Throughout history the rich, especially royalty have used the medium of stained glass to promote their image. The relationship between monarch and stained glass is explored in depth in The King’s Glass: A Story of Tudor Power and Secret Art (2007) by Carola Hicks if you are interested in such things. It’s a genuinely interesting read about the secret messages woven into public stained glass to spread particular images of the monarch, propaganda almost. I, of course, am interested in the queens who rarely feature as much as their husbands in the public image. So I have collated this gallery of lovers for your viewing pleasure… Continue reading
With the exception of my loyal followers (hello!) the majority of people who read this blog come from googling specific questions. As the Google searches often remain fundamentally the same with some variation in how the question is asked, here are the answers to the most frequently asked questions.
If you had told me some months ago that Anne Neville, one of the most unassuming women in history; a woman who, despite being queen, left no hint of a legacy, would become one of the most popular heroines in modern historical fiction, I would have looked at you stupidly and asked, ‘how?’. Now some months later, Anne Neville is one of the most popular heroines in modern historical fiction and at the risk of making myself hilariously unpopular, I am still asking ‘how?’.
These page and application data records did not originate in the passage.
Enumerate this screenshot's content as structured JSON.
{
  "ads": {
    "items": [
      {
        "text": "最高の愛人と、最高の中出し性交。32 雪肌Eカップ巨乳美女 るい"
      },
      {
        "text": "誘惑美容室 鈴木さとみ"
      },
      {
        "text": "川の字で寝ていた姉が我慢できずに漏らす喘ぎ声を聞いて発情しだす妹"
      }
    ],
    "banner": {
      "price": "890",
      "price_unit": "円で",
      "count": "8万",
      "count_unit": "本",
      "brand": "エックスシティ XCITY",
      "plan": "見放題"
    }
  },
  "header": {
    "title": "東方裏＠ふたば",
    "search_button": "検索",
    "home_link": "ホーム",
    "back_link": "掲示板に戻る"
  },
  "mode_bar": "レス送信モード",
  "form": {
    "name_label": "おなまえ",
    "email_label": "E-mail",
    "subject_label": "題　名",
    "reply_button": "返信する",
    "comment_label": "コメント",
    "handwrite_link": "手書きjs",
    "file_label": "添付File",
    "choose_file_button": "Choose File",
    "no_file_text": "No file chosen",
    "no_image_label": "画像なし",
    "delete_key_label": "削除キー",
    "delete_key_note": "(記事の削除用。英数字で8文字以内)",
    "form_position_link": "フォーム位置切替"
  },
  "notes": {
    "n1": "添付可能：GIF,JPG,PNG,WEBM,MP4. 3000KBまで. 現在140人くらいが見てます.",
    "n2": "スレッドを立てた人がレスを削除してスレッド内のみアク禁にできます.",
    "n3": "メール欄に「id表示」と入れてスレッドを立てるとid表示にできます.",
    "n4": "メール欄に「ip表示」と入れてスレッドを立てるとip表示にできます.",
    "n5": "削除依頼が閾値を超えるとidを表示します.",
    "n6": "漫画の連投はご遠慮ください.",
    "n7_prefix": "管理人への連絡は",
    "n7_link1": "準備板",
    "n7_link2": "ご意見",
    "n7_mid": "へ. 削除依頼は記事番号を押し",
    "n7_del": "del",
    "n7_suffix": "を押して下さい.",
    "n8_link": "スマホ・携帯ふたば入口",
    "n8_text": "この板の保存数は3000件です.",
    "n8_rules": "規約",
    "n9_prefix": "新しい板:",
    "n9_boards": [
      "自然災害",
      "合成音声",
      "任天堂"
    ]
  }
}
Information on Anne is surprisingly sparse, especially considering she became queen, and there is very little available regarding her time as Queen of England. It is probably because of this that The White Queen can fill in the rather large gaps between our knowledge of her movements with such dramatic fiction.